One of my weekly pleasures is editing the Washingtonian feature produced by John Larson and Susan Moyer from the Polson Museum. They mine the now defunct Washingtonian newspapers of 100 years ago for nuggets of historic and journalistic gold and we reprint some the old stories once a week.
My only role is cutting the feature down to size because we don’t have space for all the fascinating, often lurid, tales of our past. It’s harder than it looks. Some great stuff hits the cutting room floor and the guilt is almost more than I can bear.
This week the feature will appear on Tuesday and you’ll read about Labor Day when Labor Day was really Labor Day.
In 1913, the Labor Day parade in Aberdeen was more than 16 blocks long, the Washie reported. Stores closed and business stopped while 700 workers marched by.
The Aberdeen band led the way, followed by the Sailors Union (in uniform), the Hoquiam-Aberdeen Women’s Card and Label League, the laundry workers, the electricians, the painters (wearing white suits and carrying yardsticks), the plumbers (no word on what they carried), ship carpenters and then the regular old carpenters.
That was just the first half of the parade. The Hoquiam band led off the second half. Then came the tailors, followed by the musicians, the cigar makers, the bakers in their white suits, the barbers, the clerks, the bartenders, the brewery workers (wearing garlands of hops) the printers and pressmen, the longshoremen, the teamsters and the biggest group of all, the woodsmen of Grays Harbor.
I don’t know whose bright idea it was to put the printers and pressmen next to the bartenders and brewery workers, but I’m guessing the lines weren’t especially straight in that stretch of the parade.
The main speech of the day came from a Mr. Marsh, president of the State Federation of Labor.

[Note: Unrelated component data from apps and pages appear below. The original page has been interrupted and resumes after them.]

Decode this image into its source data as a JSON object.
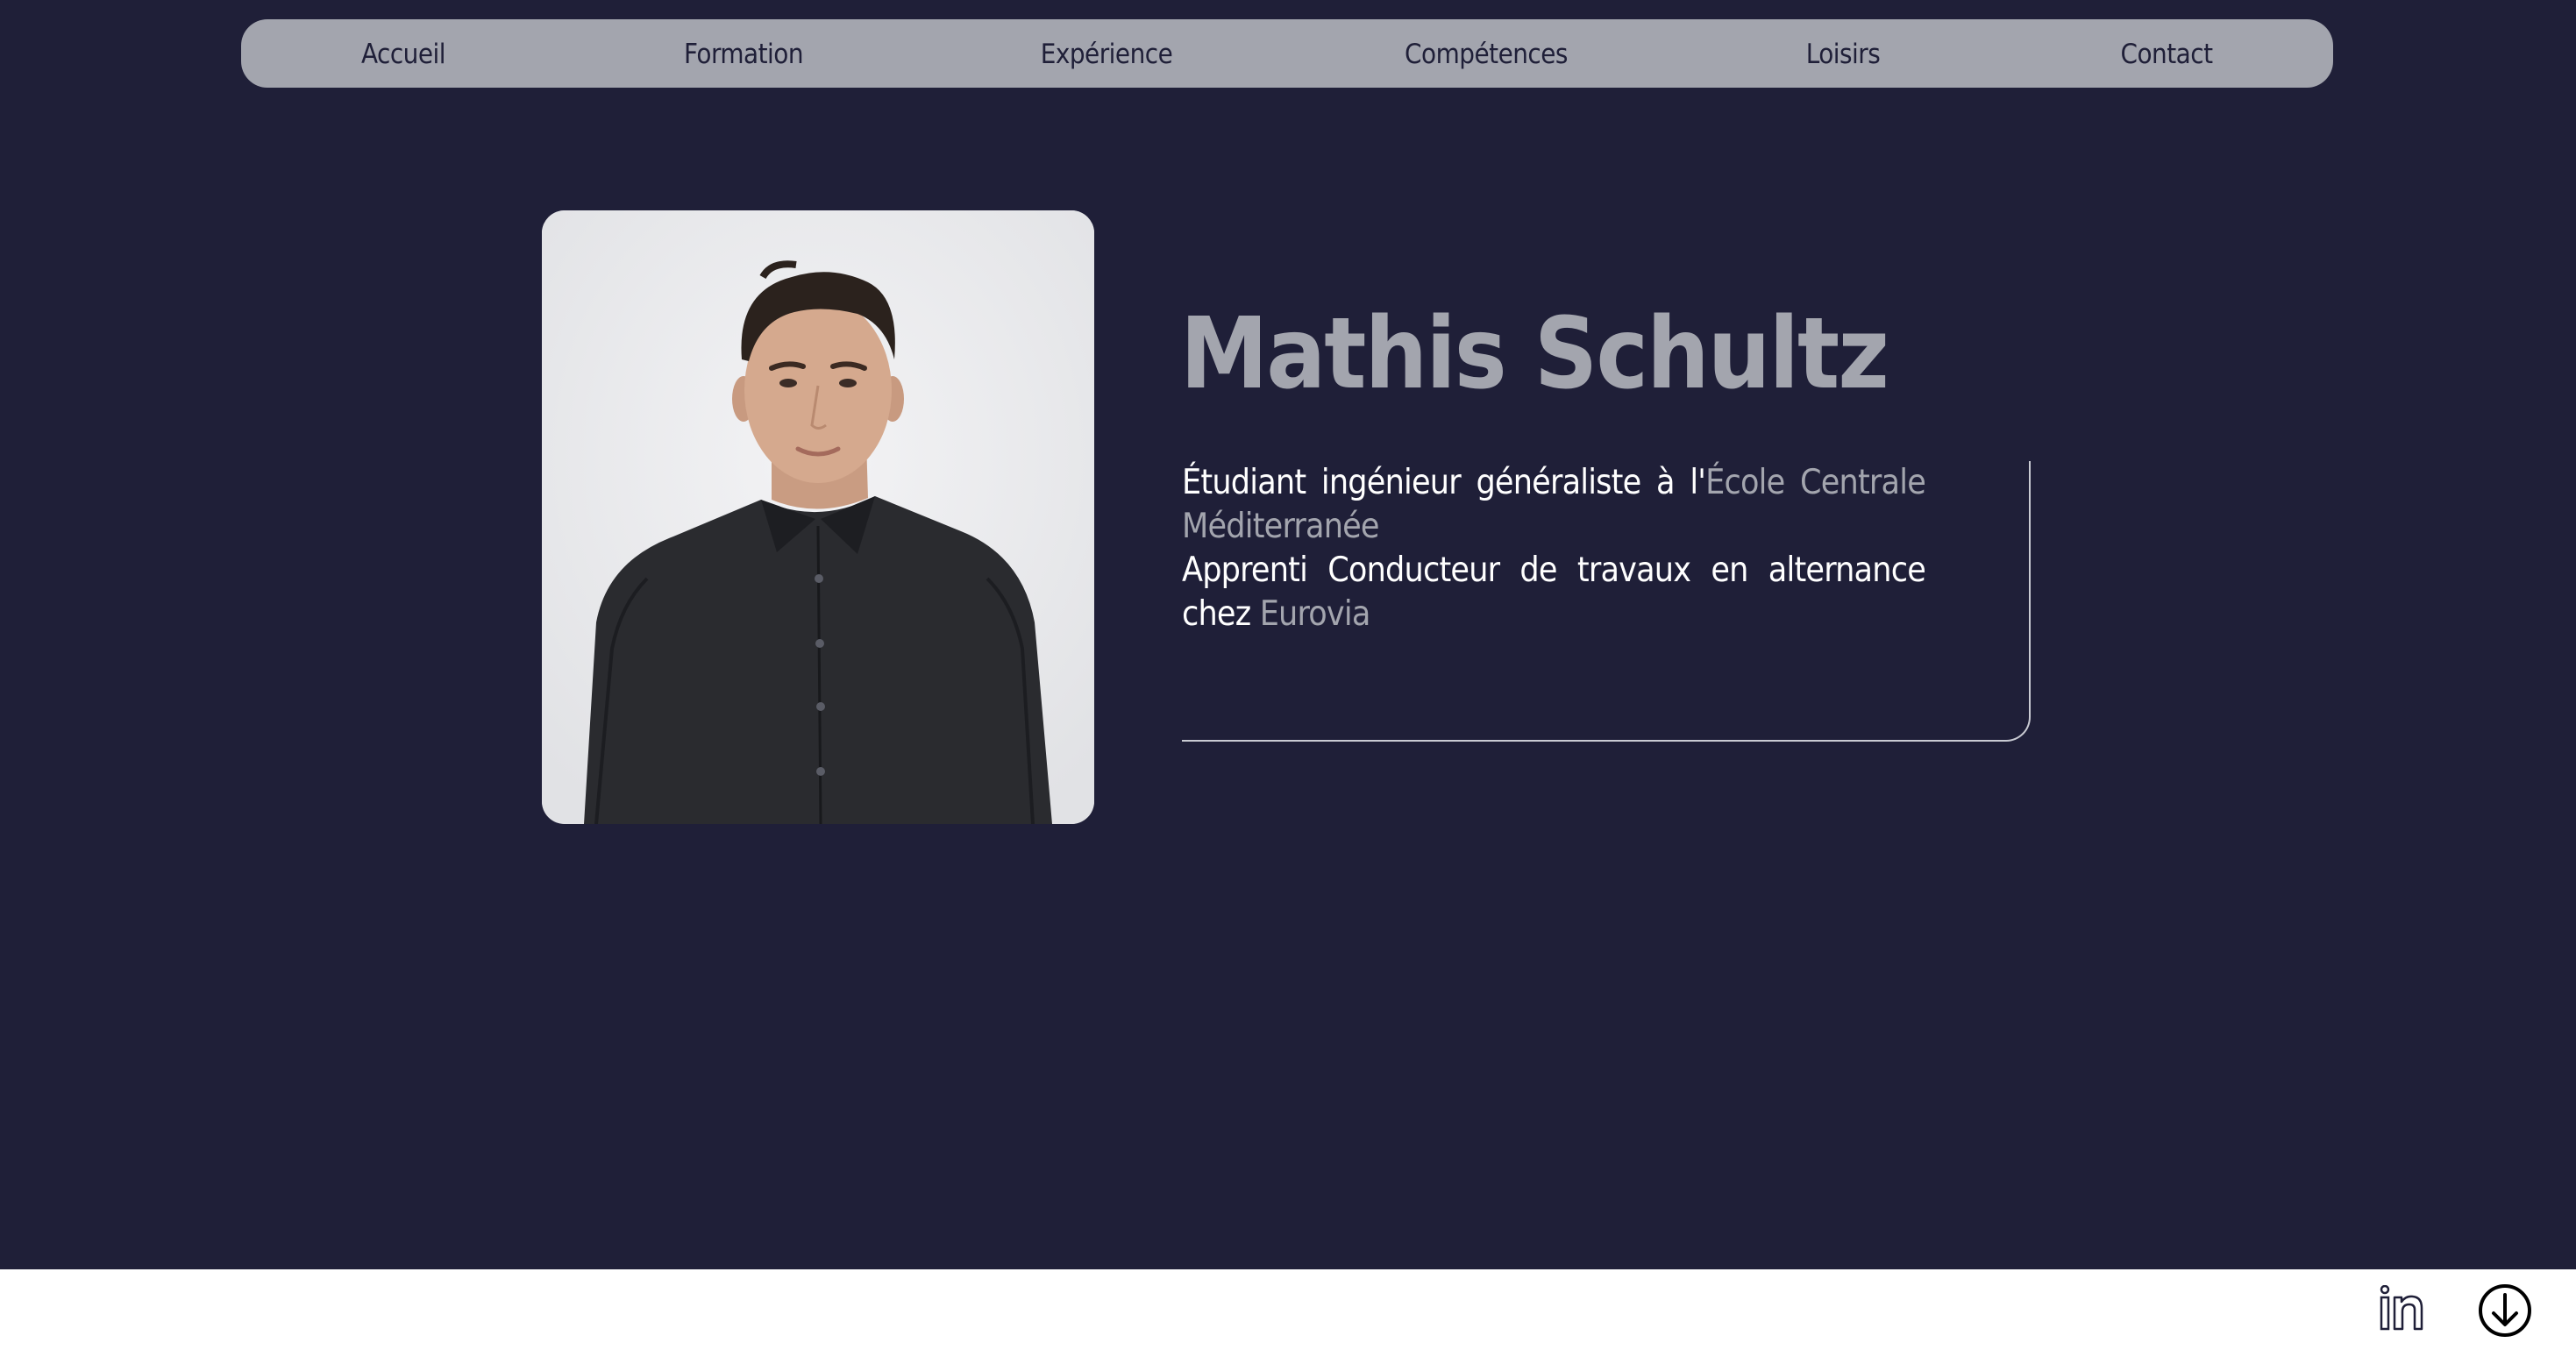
{
  "nav": {
    "items": [
      {
        "label": "Accueil"
      },
      {
        "label": "Formation"
      },
      {
        "label": "Expérience"
      },
      {
        "label": "Compétences"
      },
      {
        "label": "Loisirs"
      },
      {
        "label": "Contact"
      }
    ]
  },
  "profile": {
    "name": "Mathis Schultz",
    "photo_icon": "portrait-photo"
  },
  "bio": {
    "line1_text": "Étudiant ingénieur généraliste à l'",
    "line1_accent": "École Centrale Méditerranée",
    "line2_text": "Apprenti Conducteur de travaux en alternance chez ",
    "line2_accent": "Eurovia"
  },
  "footer": {
    "icons": [
      "linkedin-icon",
      "download-icon"
    ]
  },
  "colors": {
    "background": "#1f1f38",
    "accent_gray": "#a3a5ae",
    "text_white": "#ffffff",
    "footer": "#ffffff"
  }
}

“It is the belief of the labor unionist that man should have time to enjoy that which he creates,” said Mr. Marsh. “We stand for an eight-hour day. We want time for recreation, time for study and wholesome amusement. The labor movement relies upon the education of the working class and the only way the workers can be educated is by giving them time to study.”
I don’t know about you, but it makes me a little ashamed to spend my off hours worrying about the relief pitching on my fantasy baseball team.

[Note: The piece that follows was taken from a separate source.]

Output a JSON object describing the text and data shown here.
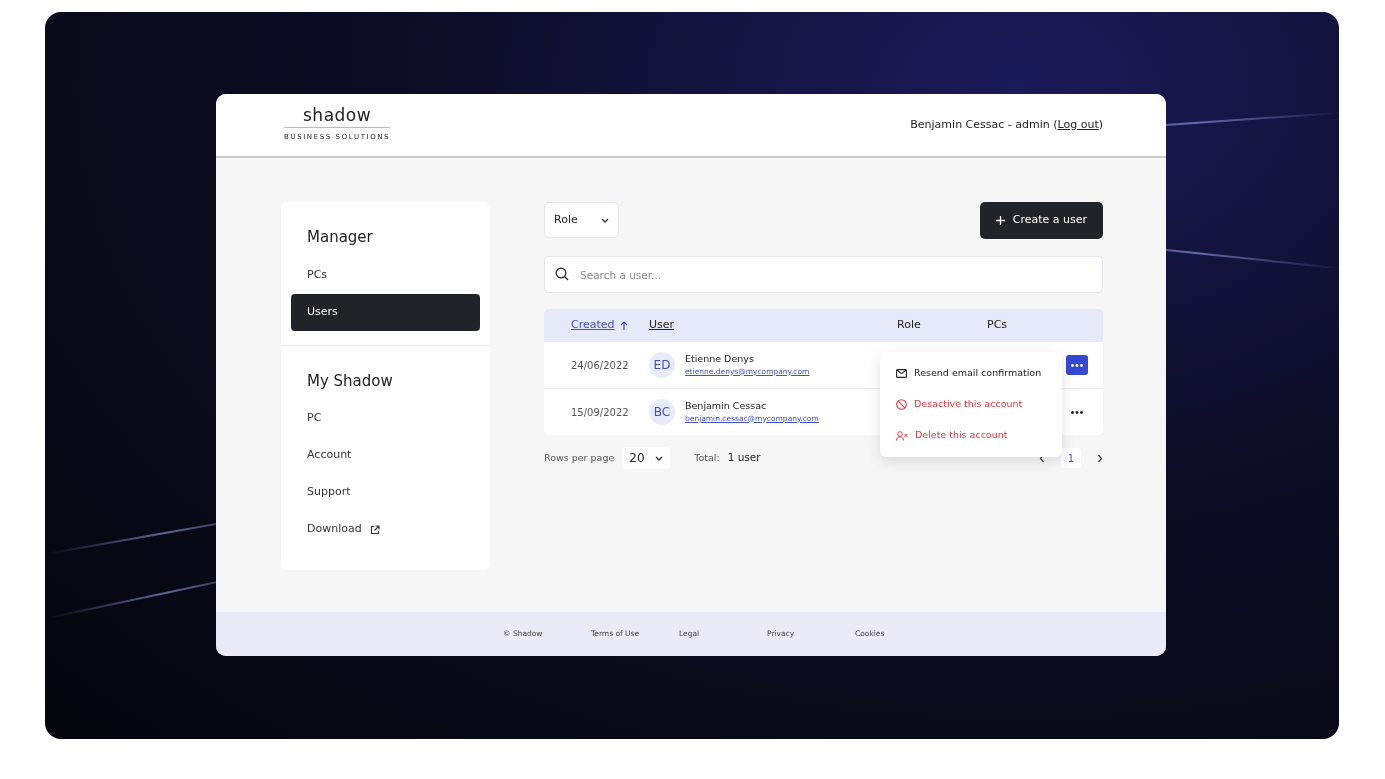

Interestingly, the question of immigration was also on Mr. Marsh’s mind.
“They tell us that the opening of the Panama Canal is the greatest thing since the discovery of America,” he said. “But the opening of the canal will present great problems to laborers of this coast. Immigrants will come into this country by the thousands. We must settle the question for the best interests of labor. There will be many avaricious employers willing to use their labor as a means of lowering our standard of living. I urge every man to be giving his best thought to the study of this question. The time is short and the danger imminent.”

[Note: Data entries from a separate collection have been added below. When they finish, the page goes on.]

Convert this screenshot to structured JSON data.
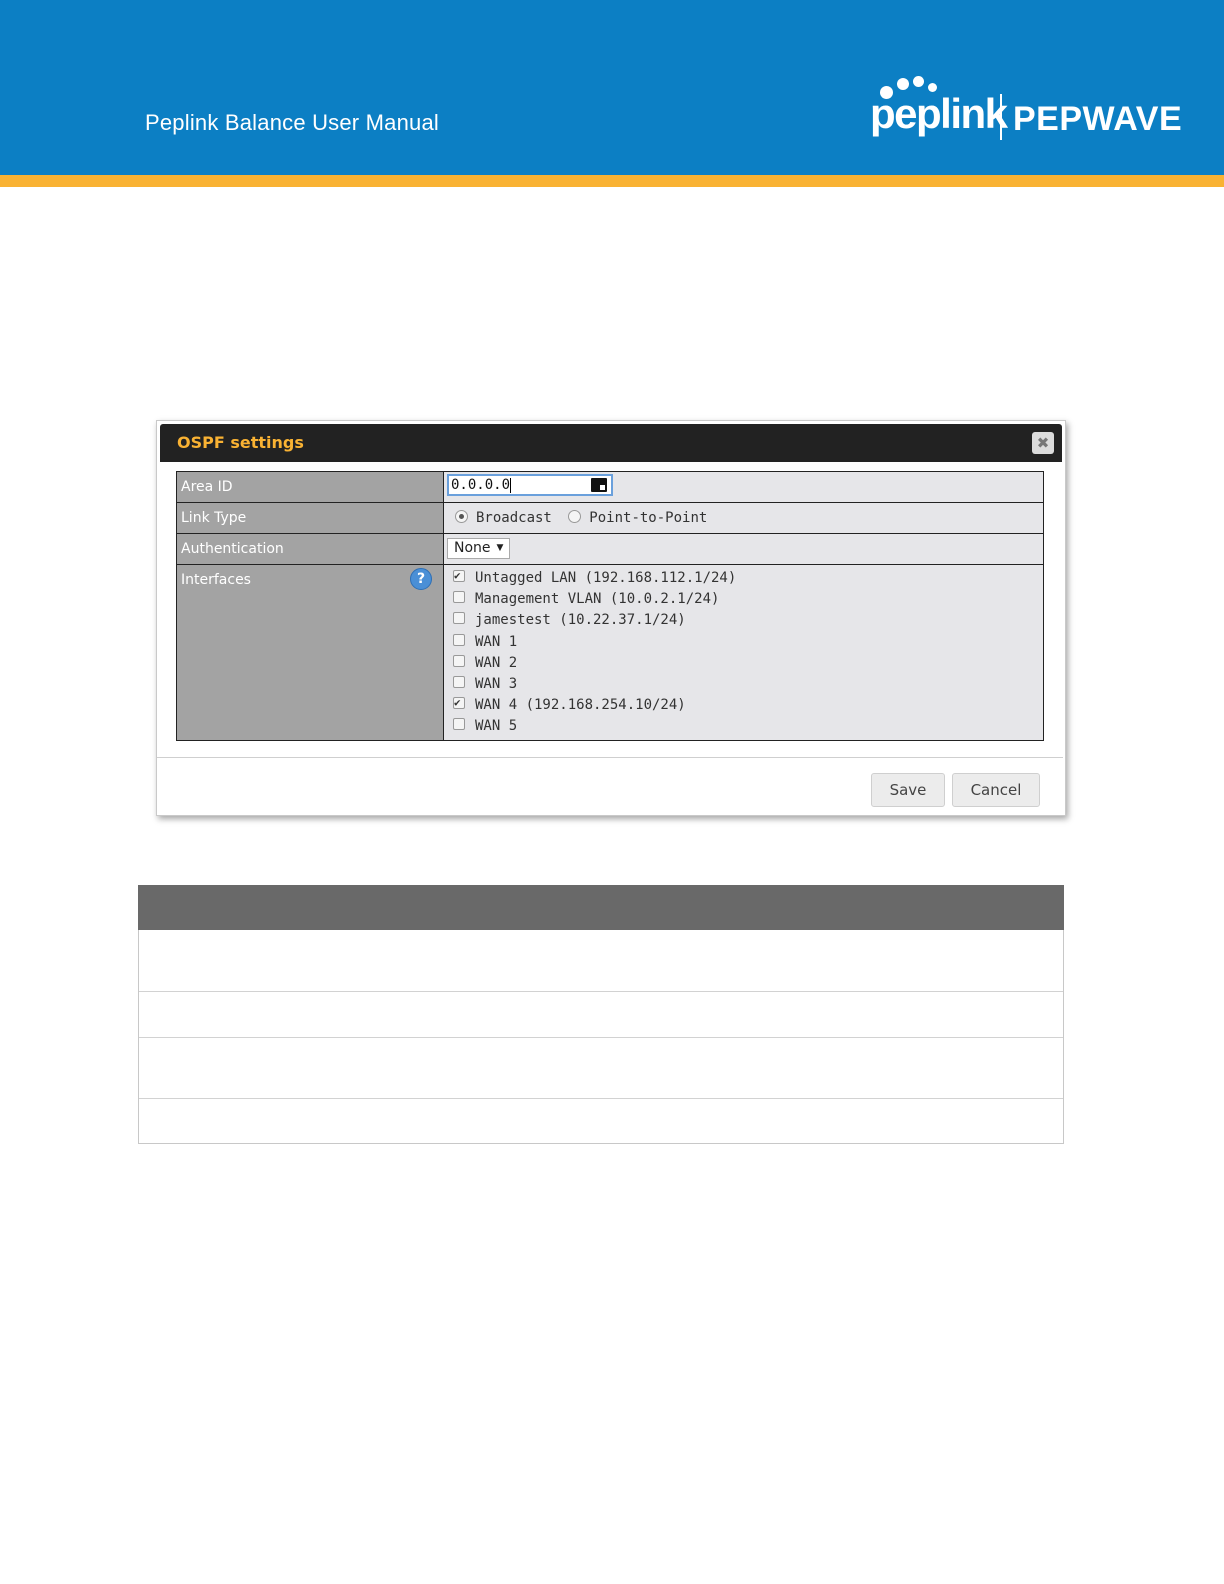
{
  "header": {
    "manual_title": "Peplink Balance User Manual",
    "logo_peplink": "peplink",
    "logo_pepwave": "PEPWAVE",
    "banner_color": "#0c7fc4",
    "stripe_color": "#f9b233"
  },
  "dialog": {
    "title": "OSPF settings",
    "close_icon": "close-icon",
    "fields": {
      "area_id": {
        "label": "Area ID",
        "value": "0.0.0.0"
      },
      "link_type": {
        "label": "Link Type",
        "options": [
          {
            "label": "Broadcast",
            "selected": true
          },
          {
            "label": "Point-to-Point",
            "selected": false
          }
        ]
      },
      "authentication": {
        "label": "Authentication",
        "value": "None"
      },
      "interfaces": {
        "label": "Interfaces",
        "help": "?",
        "items": [
          {
            "label": "Untagged LAN (192.168.112.1/24)",
            "checked": true
          },
          {
            "label": "Management VLAN (10.0.2.1/24)",
            "checked": false
          },
          {
            "label": "jamestest (10.22.37.1/24)",
            "checked": false
          },
          {
            "label": "WAN 1",
            "checked": false
          },
          {
            "label": "WAN 2",
            "checked": false
          },
          {
            "label": "WAN 3",
            "checked": false
          },
          {
            "label": "WAN 4 (192.168.254.10/24)",
            "checked": true
          },
          {
            "label": "WAN 5",
            "checked": false
          }
        ]
      }
    },
    "buttons": {
      "save": "Save",
      "cancel": "Cancel"
    }
  }
}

What a debt we owe those folks who marched down Heron Street 100 years ago. This was at a time when the labor movement was still fighting for a basic eight-hour day and 40-hour work week. Labor Day as a federal holiday was less than 20 years old. The basic rights and benefits we have as employees are the result of the commitment of those people and ones like them who came after.
Doug Barker is The Daily World’s editor. He can be reached at 537-3923, or by email at firstname.lastname@example.org.